Improving solid waste management. The project engaged the Solid Waste Management Association of the Philippines (SWAPP) to conduct surveys and develop a solid waste management plan for six barangays in Sta. Ana. All six barangays passed ordinaces mandating proper segregation and a "no segregation, no collection" policy. The amount of waste going to the landfill was reduced by about 1,835 kg per day compared to the baseline figure. About 30% to 80% of the residents and establishments were segregating their wastes at the end of the project.
Mother Earth Foundation was engaged to develop and implement solid waste management plans for Damayan and Del Monte, Quezon City. They helped develop solid waste management ordinances and 10 year plans for the two partner barangays. This resulted in 100% segregation of waste in the two barangays. There was a reduction of at least 40% of food waste, and an additional 38% of recyclable waste through house to house collection of segregated waste by the 12 workers that were hired. Cong. Reynaldo Calalay Memorial Elementary Schoold developed an innovative program called "Basura Mo, School Supplies Ko," which encourages students to segregate. The school was able to collect P3,000 to P6,000 worth of recyclable wastes per week and used the funds to purchase school supplies.

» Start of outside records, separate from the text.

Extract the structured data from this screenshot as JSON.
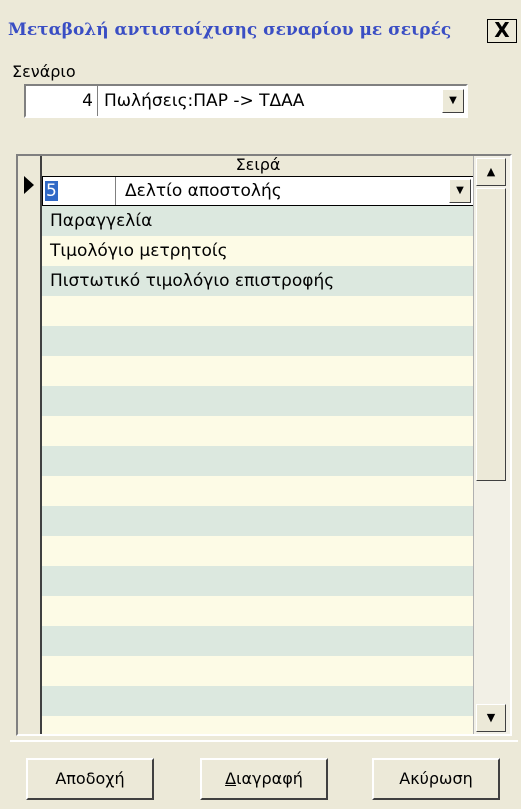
{
  "window": {
    "title": "Μεταβολή αντιστοίχισης σεναρίου με σειρές",
    "close_label": "X"
  },
  "scenario": {
    "label": "Σενάριο",
    "number": "4",
    "value": "Πωλήσεις:ΠΑΡ -> ΤΔΑΑ"
  },
  "grid": {
    "column_header": "Σειρά",
    "edit_row": {
      "code": "5",
      "value": "Δελτίο αποστολής"
    },
    "rows": [
      "Παραγγελία",
      "Τιμολόγιο μετρητοίς",
      "Πιστωτικό τιμολόγιο επιστροφής"
    ]
  },
  "buttons": {
    "accept": "Αποδοχή",
    "delete_prefix": "Δ",
    "delete_rest": "ιαγραφή",
    "cancel": "Ακύρωση"
  },
  "icons": {
    "dropdown": "chevron-down-icon",
    "row_indicator": "row-pointer-icon",
    "scroll_up": "scroll-up-icon",
    "scroll_down": "scroll-down-icon"
  }
}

Community sanitation. The project promoted handwashing with soap in Sta. Ana Elementary School in Manila and Cong. Reynaldo Calalay Memorial Elementary School in Quezon City. In Sta. Ana, the project assisted Barangay 876 in developing a Soap Ordinance that requires all public and commercial establishments to have handwashing stations with water and soap – which was a first in the Philippines. The project also worked with Plan International on Community-Led Total Sanitation to improve Sta. Ana’s tourism potential and improve the health of the residents by reducing open defecation and urination. The project also repaired toilets and sinks in Sta. Ana Elementary School and the public market.
- Rotary International District 3780
- City of Manila
- Quezon City
- Metropolitan Manila Development Authority
- AECOM International Development (USAID Grantee)